◆ **GOAL OF THE EXERCISE**
Find and copy every line in the records that includes the string "JSON".

Website and app data records:
[Start of Attachment]
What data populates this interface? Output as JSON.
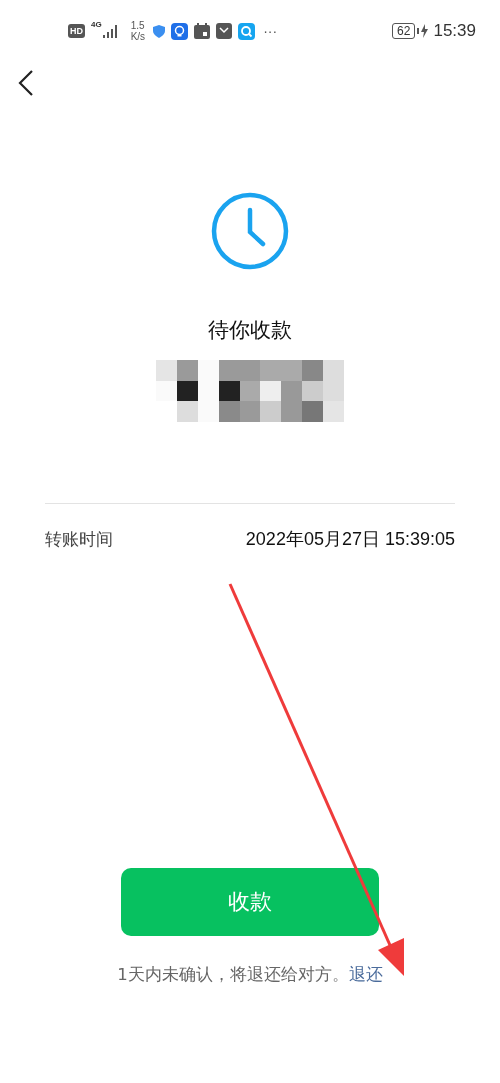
{
  "status_bar": {
    "hd": "HD",
    "network": "4G",
    "speed_value": "1.5",
    "speed_unit": "K/s",
    "more": "···",
    "battery": "62",
    "time": "15:39"
  },
  "title": "待你收款",
  "details": [
    {
      "label": "转账时间",
      "value": "2022年05月27日 15:39:05"
    }
  ],
  "primary_button": "收款",
  "note": {
    "text": "1天内未确认，将退还给对方。",
    "link": "退还"
  }
}
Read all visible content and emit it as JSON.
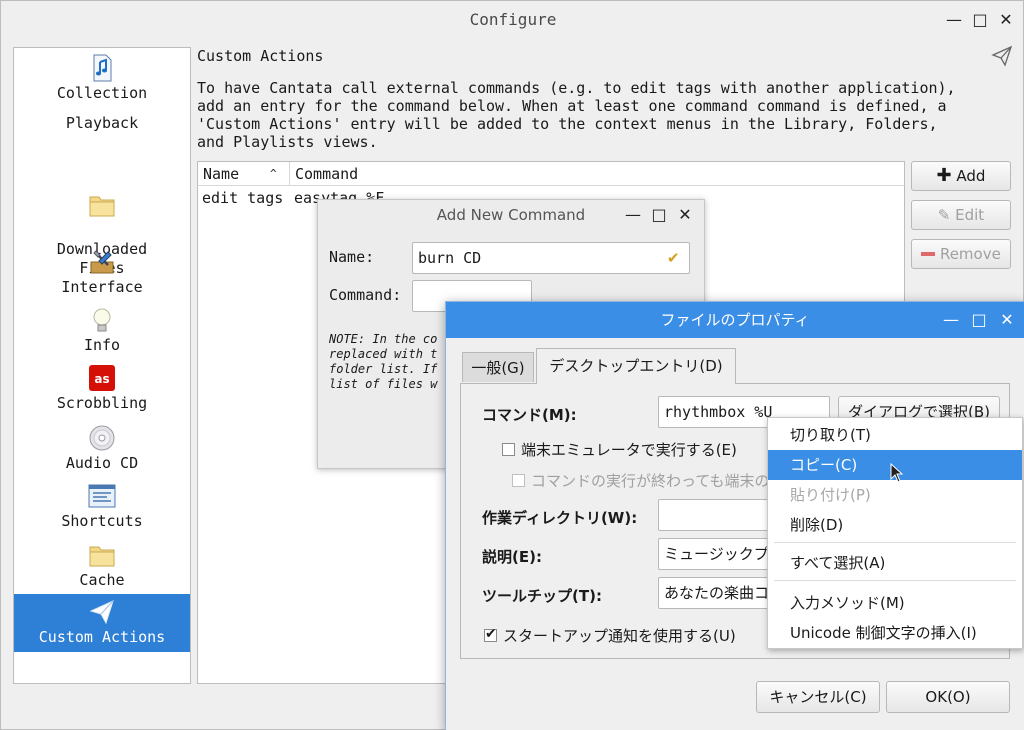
{
  "window": {
    "title": "Configure"
  },
  "sidebar": {
    "items": [
      {
        "label": "Collection",
        "icon": "music-file-icon"
      },
      {
        "label": "Playback",
        "icon": ""
      },
      {
        "label": "Downloaded\nFiles",
        "icon": "folder-icon"
      },
      {
        "label": "Interface",
        "icon": "tools-icon"
      },
      {
        "label": "Info",
        "icon": "lightbulb-icon"
      },
      {
        "label": "Scrobbling",
        "icon": "lastfm-icon"
      },
      {
        "label": "Audio CD",
        "icon": "cd-icon"
      },
      {
        "label": "Shortcuts",
        "icon": "shortcuts-icon"
      },
      {
        "label": "Cache",
        "icon": "folder-icon"
      },
      {
        "label": "Custom Actions",
        "icon": "send-icon"
      }
    ],
    "selected": "Custom Actions"
  },
  "page": {
    "title": "Custom Actions",
    "description": [
      "To have Cantata call external commands (e.g. to edit tags with another application),",
      "add an entry for the command below. When at least one command command is defined, a",
      "'Custom Actions' entry will be added to the context menus in the Library, Folders,",
      "and Playlists views."
    ],
    "table": {
      "columns": [
        "Name",
        "Command"
      ],
      "rows": [
        {
          "name": "edit tags",
          "command": "easytag %F"
        }
      ]
    },
    "buttons": {
      "add": "Add",
      "edit": "Edit",
      "remove": "Remove"
    }
  },
  "add_dialog": {
    "title": "Add New Command",
    "name_label": "Name:",
    "name_value": "burn CD",
    "command_label": "Command:",
    "command_value": "",
    "note": [
      "NOTE: In the co",
      "replaced with t",
      "folder list. If",
      "list of files w"
    ]
  },
  "props_dialog": {
    "title": "ファイルのプロパティ",
    "tabs": [
      "一般(G)",
      "デスクトップエントリ(D)"
    ],
    "active_tab": "デスクトップエントリ(D)",
    "command_label": "コマンド(M):",
    "command_value": "rhythmbox %U",
    "browse_button": "ダイアログで選択(B)",
    "run_in_terminal": "端末エミュレータで実行する(E)",
    "keep_terminal": "コマンドの実行が終わっても端末の",
    "workdir_label": "作業ディレクトリ(W):",
    "workdir_value": "",
    "desc_label": "説明(E):",
    "desc_value": "ミュージックプ",
    "tooltip_label": "ツールチップ(T):",
    "tooltip_value": "あなたの楽曲コ",
    "startup_notify": "スタートアップ通知を使用する(U)",
    "startup_checked": true,
    "cancel_button": "キャンセル(C)",
    "ok_button": "OK(O)"
  },
  "context_menu": {
    "items": [
      {
        "label": "切り取り(T)",
        "state": "normal"
      },
      {
        "label": "コピー(C)",
        "state": "highlighted"
      },
      {
        "label": "貼り付け(P)",
        "state": "disabled"
      },
      {
        "label": "削除(D)",
        "state": "normal"
      },
      {
        "label": "すべて選択(A)",
        "state": "normal"
      },
      {
        "label": "入力メソッド(M)",
        "state": "normal"
      },
      {
        "label": "Unicode 制御文字の挿入(I)",
        "state": "normal"
      }
    ]
  },
  "colors": {
    "accent": "#3a8ee6",
    "selection": "#2e7fd6"
  }
}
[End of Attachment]
◆ **WRITTEN REPLY**
What data populates this interface? Output as JSON.
Read all visible content and emit it as JSON.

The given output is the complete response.